The Georgia Alliance for Safe Roads and the United Nations Office in Georgia organized a conference on May 10 2016 to discuss challenges and effective road safety measures for the future.
The conference organized within a framework of the UN Decade of Action for Road safety, brought together representatives of the Government, civil society and international organizations.
The European Law Students’ Association-Georgia, with assistance from the United Nations Office in Tbilisi, organized a conference on 8 April 8 2016 to promote a greater knowledge of and respect for the diverse heritage, culture and contribution of people of African descent to the development of societies.
Religious leaders in the Pankisi Gorge will no longer endorse marriage for those under the age of 18. Pankisi is located in the eastern part of Georgia (Kakheti region) and is mostly populated by ethnic Kists. The decision was made by imams from traditional Islamic mosques, together with the Council of Elders in the Gorge.
The United Nations Development Programme (UNDP), in cooperation with the Ministry of Education and Science of Georgia and Ministry of Culture and Monument Protection of Georgia announces the essay contest for students #MyRustaveli.

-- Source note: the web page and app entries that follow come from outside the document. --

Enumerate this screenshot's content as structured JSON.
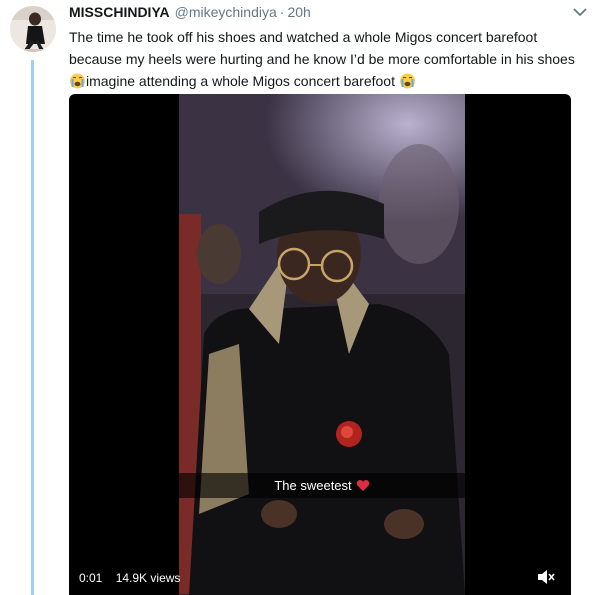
{
  "tweet": {
    "display_name": "MISSCHINDIYA",
    "handle": "@mikeychindiya",
    "separator": "·",
    "time": "20h",
    "text_line1": "The time he took off his shoes and watched a whole Migos concert barefoot",
    "text_line2": "because my heels were hurting and he know I’d be more comfortable in his shoes",
    "text_line3": "imagine attending a whole Migos concert barefoot",
    "emoji": "loudly-crying-face"
  },
  "video": {
    "caption": "The sweetest",
    "caption_emoji": "red-heart",
    "elapsed": "0:01",
    "views": "14.9K views",
    "sound_icon": "speaker-muted-icon"
  },
  "colors": {
    "thread_line": "#9fd0f0",
    "secondary_text": "#657786",
    "primary_text": "#14171a"
  }
}
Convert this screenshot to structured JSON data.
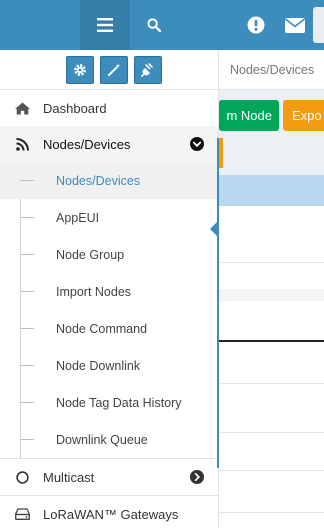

Students from any Georgian university are eligible to take part.
On 22 March 2016, the Gender Equality Council of the Parliament of Georgia presented the annual implementation results of the National Action Plan on Gender Equality 2014-2016. The event was organized with assistance from the United Nations Development Programme (UNDP) and the Government of Sweden.
Manana Kobakhidze, First Deputy Chairperson of the Parliament and Chair of the Gender Equality Council; and Shombi Sharp, UNDP Resident Representative a.i. in Georgia, addressed the participants.
“We are deeply encouraged that gender equality has become a priority for the Georgian Government. In fact, a lot of progress has been made already in terms of new policies and legislation, as well as better coordination between partners – the government, donors, international organisations and civil society. But now it is time to translate this into real change - to bring more women into politics, close the wage gap and increase the number of female entrepreneurs. Evidence shows that across the world, where this is achieved, everybody wins, from women and their families to the welfare and development of the country” – Shombi Sharp said.
International Day Against Homophobia and Transphobia (IDAHOT) was created in 2004 to draw the attention of policymakers, opinion leaders, social movements, the public and the media to the violence and discrimination experienced by LGBTI people internationally.
In under a decade, May 17 has established itself the single most important date for LGBTI communities to mobilise on a worldwide scale.
The Day represents an annual landmark to draw the attention of decision makers, the media, the public, opinion leaders and local authorities to the alarming situation faced by lesbian, gay, bisexuals, transgender and intersex people and all those who do not conform to majority sexual and gender norms.
May 17 is now celebrated in more than 130 countries, including 37 where same-sex acts are illegal, with 1600 events reported from 1280 organizations in 2014. These mobilisations unite millions of people in support of the recognition of human rights for all, irrespective of sexual orientation or gender identity or expression.
The International Day Against Homophobia, Transphobia and Biphobia is not one centralised campaign; rather it is a moment that everyone can take advantage of to take action.